I almost think Jack should have named this pedal the Echosorus since the huge chorussy-flangey modulation is such a big part of the sound. The modulation from three, separate LFOs slowly moving the delays and reverb at different speeds from the dry—puts all four signals slightly off pitch from each other. Since the two delays are always on, a chorus-like effect is always on as well, with no control for the LFO speeds. But they’re fixed to work dreamily together.
All three knobs on the Ambience play a role in controlling the modulation. With both the Decay and the Span knob at 7a and the Level knob at 2p, you’ll get a straight and slow old-school chorus with no delay or reverb. Ambience’s two delays create a chorus effect on their own behind the dry. So with the Span and Decay knobs at 7a, the Level knob can acts as a blend control for the chorus effect.
Modulation that gets out of hand.
If Ambience has a fault, it’s that the overall slow vibrato can be woozily overwhelming. It’s most influenced by the Decay knob, but much stronger at shorter settings on the Span knob. But with careful adjustment of all three knobs you can find a happy medium where its presence is down to a manageable point. While Ambience can be big and powerfully washy, the delays and reverb can work together well for an exceptional, always-on reverb by fine tuning the Springy recipe below. The short, syncopated delay repeats blur into a spring sound while the ambient reverb dwells into a distant extended plate. So you can get relatively normal ambience, but over time guitarists have developed a craving for stronger modulation. Sometimes the slow rock of the boat can be so captivating, you’ll want to emphasize the seasickness a little more.
A few recipes.
These are ordered by the settings on the Span knob and give you a little perspective on the diverse sounds you can get from the Ambience.
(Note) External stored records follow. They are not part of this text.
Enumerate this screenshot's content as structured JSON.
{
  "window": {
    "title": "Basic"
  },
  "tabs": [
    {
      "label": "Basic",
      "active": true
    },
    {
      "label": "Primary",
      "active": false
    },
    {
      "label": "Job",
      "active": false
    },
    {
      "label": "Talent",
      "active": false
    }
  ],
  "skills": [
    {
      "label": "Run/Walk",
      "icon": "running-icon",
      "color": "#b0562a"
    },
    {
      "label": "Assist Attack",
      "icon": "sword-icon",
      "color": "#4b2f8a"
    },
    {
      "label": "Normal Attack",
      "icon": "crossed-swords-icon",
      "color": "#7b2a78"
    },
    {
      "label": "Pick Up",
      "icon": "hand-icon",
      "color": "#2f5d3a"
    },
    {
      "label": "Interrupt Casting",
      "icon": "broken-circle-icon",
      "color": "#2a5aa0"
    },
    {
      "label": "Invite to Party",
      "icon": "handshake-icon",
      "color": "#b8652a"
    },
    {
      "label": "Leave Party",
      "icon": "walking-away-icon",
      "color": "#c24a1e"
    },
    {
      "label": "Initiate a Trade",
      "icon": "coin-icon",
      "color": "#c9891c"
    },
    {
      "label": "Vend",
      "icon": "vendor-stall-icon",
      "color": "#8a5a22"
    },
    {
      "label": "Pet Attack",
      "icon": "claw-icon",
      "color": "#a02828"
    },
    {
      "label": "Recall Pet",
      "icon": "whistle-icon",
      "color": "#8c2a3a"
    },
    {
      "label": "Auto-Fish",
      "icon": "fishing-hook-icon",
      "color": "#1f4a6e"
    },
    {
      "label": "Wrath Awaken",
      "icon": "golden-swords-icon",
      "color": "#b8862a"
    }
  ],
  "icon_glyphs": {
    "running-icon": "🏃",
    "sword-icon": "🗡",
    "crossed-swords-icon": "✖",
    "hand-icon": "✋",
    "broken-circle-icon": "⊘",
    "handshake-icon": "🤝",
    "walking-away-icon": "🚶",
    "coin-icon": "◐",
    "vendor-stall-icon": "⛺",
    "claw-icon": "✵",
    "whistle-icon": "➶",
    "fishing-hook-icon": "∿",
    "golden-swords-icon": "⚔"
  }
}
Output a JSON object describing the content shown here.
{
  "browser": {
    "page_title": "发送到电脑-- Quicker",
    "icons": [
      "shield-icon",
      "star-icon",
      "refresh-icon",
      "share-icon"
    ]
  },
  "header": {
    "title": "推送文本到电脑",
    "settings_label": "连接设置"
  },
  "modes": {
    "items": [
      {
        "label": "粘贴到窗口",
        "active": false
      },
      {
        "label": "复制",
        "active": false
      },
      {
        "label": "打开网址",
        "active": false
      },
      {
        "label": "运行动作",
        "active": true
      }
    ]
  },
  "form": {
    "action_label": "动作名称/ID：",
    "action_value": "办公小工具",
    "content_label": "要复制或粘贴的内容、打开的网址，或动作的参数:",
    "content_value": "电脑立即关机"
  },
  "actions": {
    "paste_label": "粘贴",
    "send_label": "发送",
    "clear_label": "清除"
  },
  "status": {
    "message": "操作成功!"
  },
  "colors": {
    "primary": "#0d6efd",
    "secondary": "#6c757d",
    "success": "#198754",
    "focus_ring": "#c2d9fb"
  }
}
Note that even small movements of the knobs can have a big effect on the sound, so tweaking these recipes is encouraged.
This is a very different ambience than you hear in other pedals in the category. The sound is definitely bold and greater than the hum of its parts: generating a galloping rhythm within a hover of chorused tones to create a musical soup. The Ambience really lives up to its name, creating a convincing illusion of a room that gets bigger with each repeat. You’re likely to find that it performs best with just your basic tone going in (compressors, drive) and nothing coming out. Adding more pitch modulation effects (vibrato, chorus, phaser, flanger) can drain the life and presence out of this massive effect. And don’t count this one out for electro-acoustic: You may find with the bold combo of dual delay, reverb, doubling and chorussy modulation that it may be the only pedal you need.
Lock yourself in a room and you’ll love it for practicing solo. I record a lot of soundtracks for short video clips and find this pedal is an inspiring device, all by itself: no looping required. Though there are only three knobs, they’re deeply interactive. Minor adjustments of any knob can have a big effect on the overall sound and ambience. The moment you hit an ambience you really like, turn a knob slightly and you may find something even more amazing. Just realize that balance is achieved by tweaking all three knobs.
With the syncopation you can play more sparsely and let the rhythm of the delays do all the lifting. Or crank the knobs and embed them deep in the ambience. Or tighten the delays way up so they become part of the room to create a spring-like, always on reverb. After you try Ambience, all those great regimented, single delays out there—well, they’ll just sound so ordinary. As a matter of fact, when Ambience is on my board, other delays just seem like they’re taking up real estate.
Note: Ambience has officially been discontinued. According to Tobias Grave (lead singer of Soft Kill), the limited edition Soft Kill Ambience Echoverb, also made by Mr. Black, has the same circuitry as the original.
This article contains my honest opinion of the pedal that I’m currently obsessed with. I buy the pedals myself. Makers don’t pay me to do glowing reviews and demos. And I don’t try to sell the pedals to you through affiliate links. That’s why buying me a coffee below helps to keep these reviews coming.